KARP Meets Mideo Cruz

I got introduced to Mideo Cruz by a friend through Facebook. While Eric and I were having appointments with various art gallery curators and established artists in the Philippines, I figured it might also be a good idea to get in contact with this artist. A few days before our studio visit, I got in touch and met up with some political artists from UGATLAHI, a group from the University of the Philippines. Interestingly enough, I found out that Mideo Cruz was one the group's main founders.
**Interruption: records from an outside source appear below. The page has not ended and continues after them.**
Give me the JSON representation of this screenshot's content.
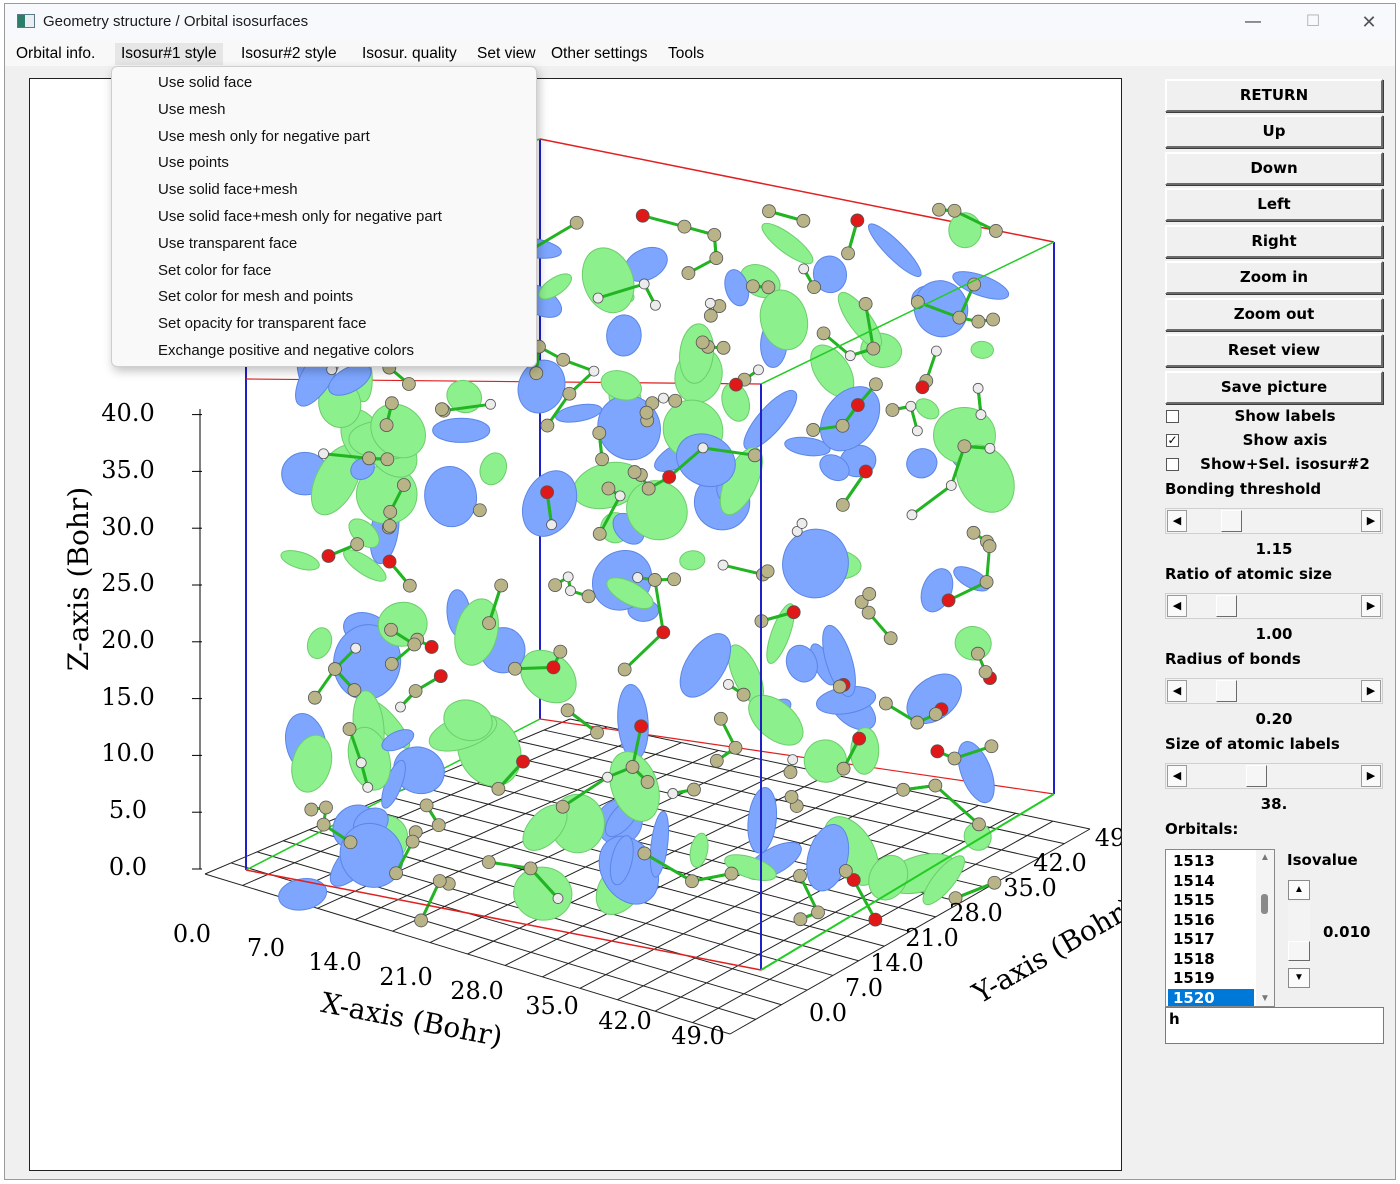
{
  "window": {
    "title": "Geometry structure / Orbital isosurfaces",
    "controls": {
      "minimize": "—",
      "maximize": "☐",
      "close": "✕"
    }
  },
  "menubar": {
    "items": [
      {
        "label": "Orbital info."
      },
      {
        "label": "Isosur#1 style",
        "active": true
      },
      {
        "label": "Isosur#2 style"
      },
      {
        "label": "Isosur. quality"
      },
      {
        "label": "Set view"
      },
      {
        "label": "Other settings"
      },
      {
        "label": "Tools"
      }
    ]
  },
  "dropdown": {
    "items": [
      "Use solid face",
      "Use mesh",
      "Use mesh only for negative part",
      "Use points",
      "Use solid face+mesh",
      "Use solid face+mesh only for negative part",
      "Use transparent face",
      "Set color for face",
      "Set color for mesh and points",
      "Set opacity for transparent face",
      "Exchange positive and negative colors"
    ]
  },
  "plot": {
    "z_axis_title": "Z-axis (Bohr)",
    "x_axis_title": "X-axis (Bohr)",
    "y_axis_title": "Y-axis (Bohr)",
    "z_ticks": [
      "0.0",
      "5.0",
      "10.0",
      "15.0",
      "20.0",
      "25.0",
      "30.0",
      "35.0",
      "40.0"
    ],
    "x_ticks": [
      "0.0",
      "7.0",
      "14.0",
      "21.0",
      "28.0",
      "35.0",
      "42.0",
      "49.0"
    ],
    "y_ticks": [
      "0.0",
      "7.0",
      "14.0",
      "21.0",
      "28.0",
      "35.0",
      "42.0",
      "49"
    ],
    "colors": {
      "positive_isosurface": "#8cf08c",
      "negative_isosurface": "#7ea6ff",
      "bond": "#22b422",
      "carbon_atom": "#b8b488",
      "oxygen_atom": "#e01818",
      "hydrogen_atom": "#ececec",
      "box_x_edge": "#e02020",
      "box_y_edge": "#22cc22",
      "box_z_edge": "#2020c8"
    }
  },
  "panel": {
    "buttons": [
      "RETURN",
      "Up",
      "Down",
      "Left",
      "Right",
      "Zoom in",
      "Zoom out",
      "Reset view",
      "Save picture"
    ],
    "checkboxes": [
      {
        "label": "Show labels",
        "checked": false
      },
      {
        "label": "Show axis",
        "checked": true
      },
      {
        "label": "Show+Sel. isosur#2",
        "checked": false
      }
    ],
    "sliders": [
      {
        "label": "Bonding threshold",
        "value": "1.15"
      },
      {
        "label": "Ratio of atomic size",
        "value": "1.00"
      },
      {
        "label": "Radius of bonds",
        "value": "0.20"
      },
      {
        "label": "Size of atomic labels",
        "value": "38."
      }
    ],
    "orbitals_label": "Orbitals:",
    "orbitals": [
      "1513",
      "1514",
      "1515",
      "1516",
      "1517",
      "1518",
      "1519",
      "1520"
    ],
    "selected_orbital": "1520",
    "isovalue_label": "Isovalue",
    "isovalue": "0.010",
    "text_input": "h"
  }
}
Mideo Cruz and his wife, Raquel de Loyola (who is also a live installation artist) welcomed us into their home and studio, where he showed us a slideshow presentation of his local and international exhibits.Β The extent and range of his art career is pretty mind-blowing. Although he is more known for his live installation performances, his portfolio ranges from live performances, collection of paintings, conceptual installation art and various combination of other art forms.

What I found consistent in his works, regardless of the form, are his intense and blunt opinions mixed with a tinge of humour. They're satirical, social, political, personal, psychological, spiritual, sexual, emotional and religious commentaries that seems to want to question everything we consider as the foundation for almost everything that we know of the world and our place in it.

Mideo's works are always questioning the mainstream idea, questioning everyone and questioning the viewer; it mocks, shocks, forces the emotion and reaction out of the viewer before the viewer can even compose an explanation for it. I sometimes feel like there's something missing with composed explanations because it's not as open to questioning as when it is raw. Preconceived notions and biases block new ideas from flourishing and creates a defensive facade.

While we were at his studio, we talked about the role of an artist and the artist's relationship with the audience. He said that there are times when there will be a disconnect between the artist and the audience, especially if the audience is not ready to absorb it yet. It's a disconnect that can most likely be solved through immersion. He encouraged us to absorb as much as we can of the Philippines and the world. Explore, immerse and question.